This year’s Hackathon, held on the Saturday before the Dr. Martin Luther King Jr. holiday, was centered on an appropriate question: “What does equality mean to you?” Participants were challenged to work in groups of four or fewer students to devise ways for technology to promote equality.
Tiffany Chen, co-president of the WINFO student group, estimated that about two-thirds of attendees were at their first hackathon. The WINFO Hackathon was open to all UW students.
“I think the best thing about this event is that it’s super-open to new hackers. Regular hackathons are very intimidating if you don’t have a team or don’t have a lot of coding skill,” Chen said. “This one focuses less on implementation and more on your ideas and how they address the difficulties of society, which is a very Informatics-based idea.”
New Information School Dean Anind Dey saw a lot to like at his first iSchool student event.
"I was impressed not only with the large number of participants in the hackathon – it was a truly packed house! – but also with the creativity that was shown in the developing an exciting array of applications focused on improving equality on many fronts," he said. "This was very apropos, given the renewed focus that equality has taken in public discourse, and that it was the weekend of Martin Luther King Jr. Day. I saw several applications that I wish were available to the public today."
At the end of the 12-hour event, a panel of judges handed out awards in three categories:
Best Design: “With You,” an information hub to combat sexual harassment in the workplace. The site would allow users to search companies’ gender ratio information and sexual harassment policies, and would offer legal and mental health resources to victims of such incidents. Hackers: Alexis Choi, Zhiqi Lin, Casey Lum, Chris Oh.
Best Impact: “Hi!” This is an app and website that would empower refugees by partnering with resettlement organizations, through technology. Hackers: Andrew Hwang, Kevin Huynh, Tristan Macelli.
Best Overall: “Cyrus,” a language learning app designed for low-income families whose children have limited access to such services. Hackers: Reine Abubakar, Stephanie Choi, Justin Tran.

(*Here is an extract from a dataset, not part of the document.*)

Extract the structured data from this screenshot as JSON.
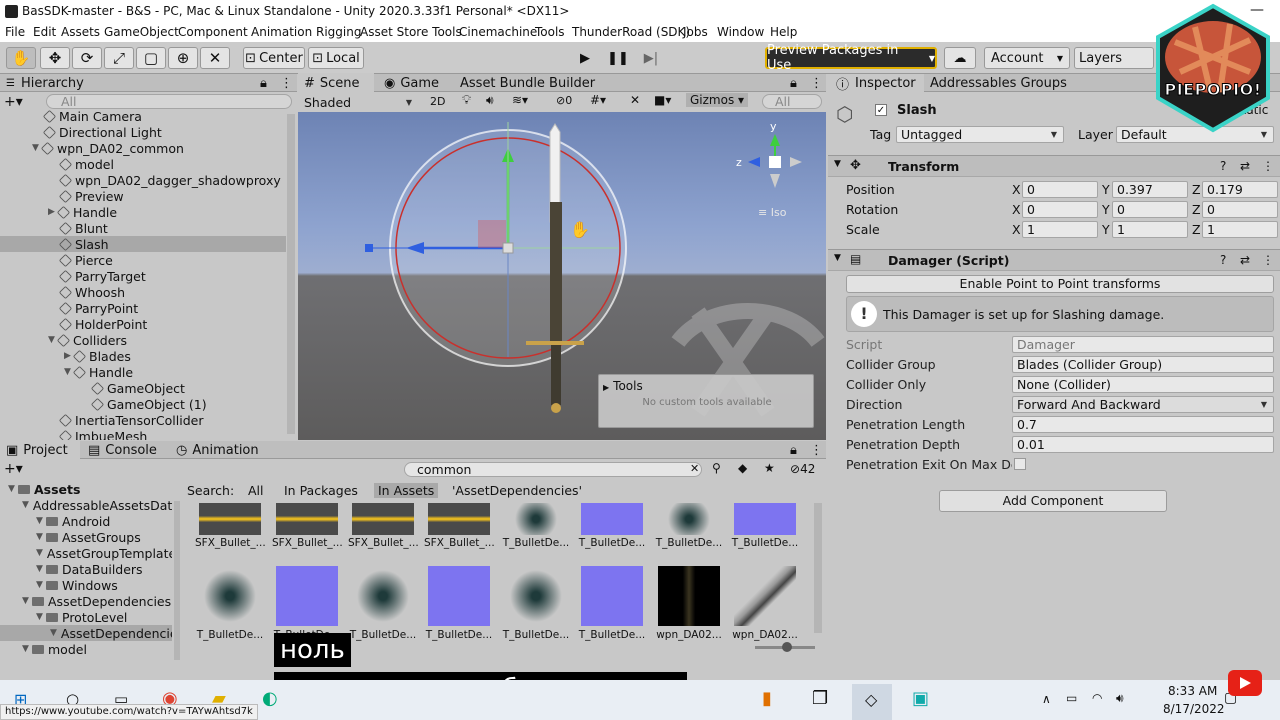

The judges included iSchool Lecturer Brian Fling; Minh Ho, a manager at Alaska Airlines; Stephen Ramirez, an Informatics alumnus and application developer at Starbucks; Brittney Hoy, a software developer at Disney and past WINFO president; and Jessalyn Cheng, a project manager at AT&T and past WINFO president.